Relocation to Payson
The Fairborn Institute’s robotic observatory (FIRO) is being relocated from Santa Margarita, on California’s Central Coast, to Payson, Arizona. Payson, elevation 5000 feet, is a small town in the mountains of northern Arizona.
A new and somewhat larger enclosure is being built. Below are occasional progress reports on the construction of the new enclosure and reassembly of the telescope and associated equipment.
Entry 1: New Home in Payson, Arizona
Making progress on the new FIRO. When the planned trees were removed, it became clear (excuse the pun) that if one very tall additional tree was removed, that most of the northern sky would be accessible. So it came down (a bit sad, but sacrifices have to be made for the benefit of science).
With the northern sky now open, I've had to change my enclosure design.

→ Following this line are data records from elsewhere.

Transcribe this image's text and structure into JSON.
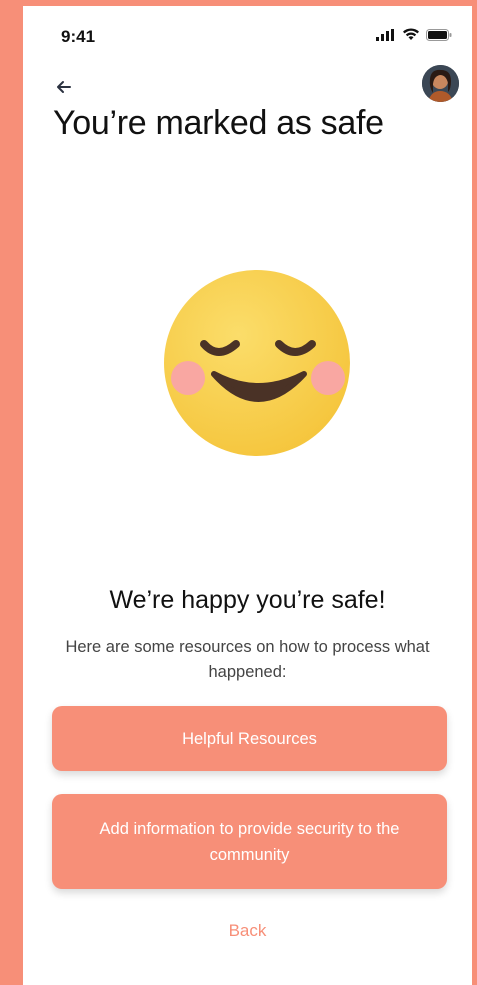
{
  "status_bar": {
    "time": "9:41"
  },
  "header": {
    "title": "You’re marked as safe",
    "avatar_icon": "user-avatar",
    "back_icon": "arrow-left-icon"
  },
  "main": {
    "illustration_icon": "relieved-face-emoji",
    "subtitle": "We’re happy you’re safe!",
    "description": "Here are some resources on how to process what happened:"
  },
  "actions": {
    "helpful_resources_label": "Helpful Resources",
    "add_info_label": "Add information to provide security to the community",
    "back_label": "Back"
  },
  "colors": {
    "accent": "#F78F78",
    "emoji_face": "#F9CF48",
    "emoji_cheek": "#F9A7A2",
    "emoji_features": "#4A3226"
  }
}
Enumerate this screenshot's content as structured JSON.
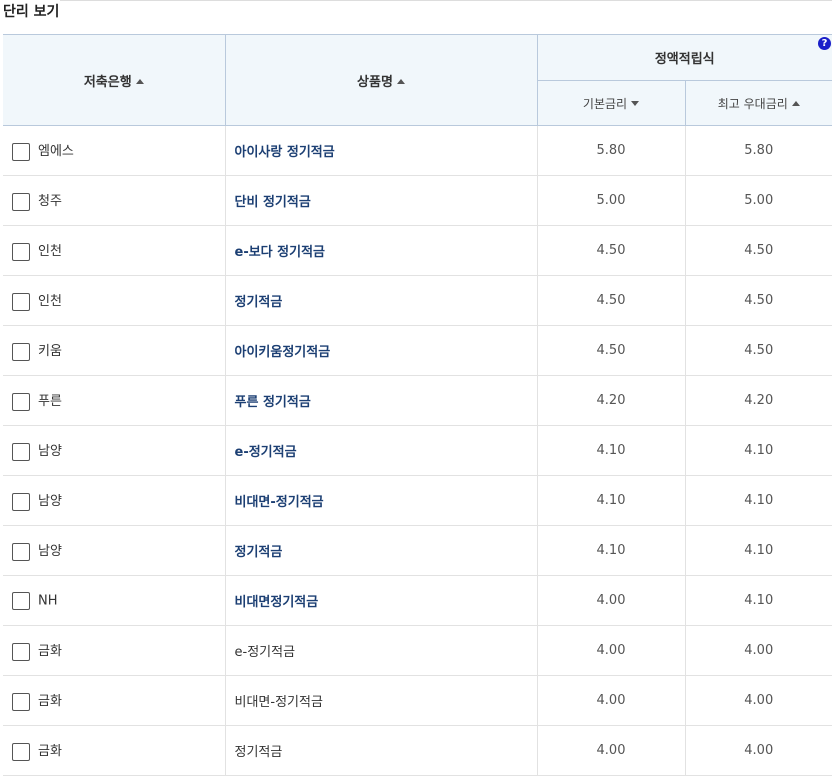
{
  "section_title": "단리 보기",
  "headers": {
    "bank": "저축은행",
    "product": "상품명",
    "group": "정액적립식",
    "basic_rate": "기본금리",
    "max_rate": "최고 우대금리",
    "help": "?"
  },
  "rows": [
    {
      "bank": "엠에스",
      "product": "아이사랑 정기적금",
      "linked": true,
      "basic": "5.80",
      "max": "5.80"
    },
    {
      "bank": "청주",
      "product": "단비 정기적금",
      "linked": true,
      "basic": "5.00",
      "max": "5.00"
    },
    {
      "bank": "인천",
      "product": "e-보다 정기적금",
      "linked": true,
      "basic": "4.50",
      "max": "4.50"
    },
    {
      "bank": "인천",
      "product": "정기적금",
      "linked": true,
      "basic": "4.50",
      "max": "4.50"
    },
    {
      "bank": "키움",
      "product": "아이키움정기적금",
      "linked": true,
      "basic": "4.50",
      "max": "4.50"
    },
    {
      "bank": "푸른",
      "product": "푸른 정기적금",
      "linked": true,
      "basic": "4.20",
      "max": "4.20"
    },
    {
      "bank": "남양",
      "product": "e-정기적금",
      "linked": true,
      "basic": "4.10",
      "max": "4.10"
    },
    {
      "bank": "남양",
      "product": "비대면-정기적금",
      "linked": true,
      "basic": "4.10",
      "max": "4.10"
    },
    {
      "bank": "남양",
      "product": "정기적금",
      "linked": true,
      "basic": "4.10",
      "max": "4.10"
    },
    {
      "bank": "NH",
      "product": "비대면정기적금",
      "linked": true,
      "basic": "4.00",
      "max": "4.10"
    },
    {
      "bank": "금화",
      "product": "e-정기적금",
      "linked": false,
      "basic": "4.00",
      "max": "4.00"
    },
    {
      "bank": "금화",
      "product": "비대면-정기적금",
      "linked": false,
      "basic": "4.00",
      "max": "4.00"
    },
    {
      "bank": "금화",
      "product": "정기적금",
      "linked": false,
      "basic": "4.00",
      "max": "4.00"
    }
  ],
  "colors": {
    "link": "#1c3f73",
    "header_bg": "#f1f7fb",
    "help_icon": "#1a1fc9"
  },
  "sort": {
    "bank": "asc",
    "product": "asc",
    "basic_rate": "desc",
    "max_rate": "asc"
  }
}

Plan B is to stick with a tilt off roof (not enough room for a roll off and I prefer tilt offs), but have the southern and northern halves of the roof tilt off independently with the southern half be the fist tilt off and the northern half also tilted off only when I need access to the northern sky. Should have a scale drawing shortly. The enclosure will be ~ 8x8 feet. The pitched roof will be Alumalite on an aluminum angle frame. Fully and exactly counter weighted.
Pier pouring and enclosure construction probably a July project (Cheryl and I will soon be returning to CA for a month to wrap things up there). May try and make it a "barn raising" type of project with help from local and Phoenix-area astronomy friends. Hope to have the enclosure completed by the end of July so I'll have August and the first part of September to get the telescope up and running by the middle of September when it will be post monsoon and safe to observe.
Entry 2: Making Good Progress...
Cheryl watches as the contractors, Larry Smith (left) and Kevin (right) move the frame for the floor and template to the backyard. The large square slightly offset from the center is where the pier bolts will be accessed with a removable plywood "hatch." Overall, the observatory is 7x7 feet, significantly bigger than the enclosure in California. This will allow the telescope to be parked in any position and also allow someone to be inside with the telescope.
The template has been removed from the floor frame to site the holes and then SonoTubes that will support the floor. You can see that the concrete has been poured into the SonoTubes which has rebar and joist supports.
Tomorrow will probably dig out the hole for the pier, and Monday may pour the pier base. Progress!